This article from the Chronicle of Higher Education talks about the striking gender imbalance on this year’s Harvard Law Review editorial board. The author, Carl Straumsheim, puts it like this:
The number of women editors this year fell to its lowest point in about two decades — even as the Harvard Law School itself nears gender parity. Of the law review’s 44 editors, only 9 are women. Women make up 48 percent of the class of 2015.
Apparently, the school is planning to address this by allowing for the consideration of gender in the selection of the 12 members chosen by a discretionary committee. But what is interesting to me (and unexplored in the article) is how the remaining editors are chosen:
Of the remaining 34 positions on the board, 20 are filled based on the results from the law school’s first-year writing test, and 14 on a combination of their grades and writing test results.

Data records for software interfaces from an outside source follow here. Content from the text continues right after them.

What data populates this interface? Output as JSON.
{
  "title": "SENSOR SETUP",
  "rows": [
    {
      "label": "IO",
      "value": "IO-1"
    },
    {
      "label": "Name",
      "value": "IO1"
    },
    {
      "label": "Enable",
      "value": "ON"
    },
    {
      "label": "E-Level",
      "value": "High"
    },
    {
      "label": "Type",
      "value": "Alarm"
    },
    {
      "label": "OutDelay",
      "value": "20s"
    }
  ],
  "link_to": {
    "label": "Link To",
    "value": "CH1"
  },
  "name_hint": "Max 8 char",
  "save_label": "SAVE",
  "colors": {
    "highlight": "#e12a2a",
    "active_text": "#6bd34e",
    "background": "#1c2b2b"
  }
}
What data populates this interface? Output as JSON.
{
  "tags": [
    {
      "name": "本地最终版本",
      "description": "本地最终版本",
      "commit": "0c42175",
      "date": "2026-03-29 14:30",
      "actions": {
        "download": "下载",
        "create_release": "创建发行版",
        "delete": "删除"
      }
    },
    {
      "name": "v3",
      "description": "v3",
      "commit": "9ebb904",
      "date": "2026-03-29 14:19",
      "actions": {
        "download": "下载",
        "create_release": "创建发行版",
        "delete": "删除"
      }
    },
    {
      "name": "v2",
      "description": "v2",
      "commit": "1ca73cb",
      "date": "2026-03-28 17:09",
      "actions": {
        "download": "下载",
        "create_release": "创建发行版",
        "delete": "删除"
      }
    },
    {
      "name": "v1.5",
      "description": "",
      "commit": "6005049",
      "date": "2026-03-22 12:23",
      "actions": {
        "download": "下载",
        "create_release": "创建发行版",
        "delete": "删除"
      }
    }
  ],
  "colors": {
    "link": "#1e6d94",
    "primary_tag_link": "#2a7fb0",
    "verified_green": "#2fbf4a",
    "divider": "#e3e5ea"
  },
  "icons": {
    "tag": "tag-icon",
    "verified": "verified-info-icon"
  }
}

It is interesting to me how the women seem to be systematically unable to match the performance of their male counterparts on these measures. It must be at least partly the case that women are not achieving the top scores on the legal writing test–but why?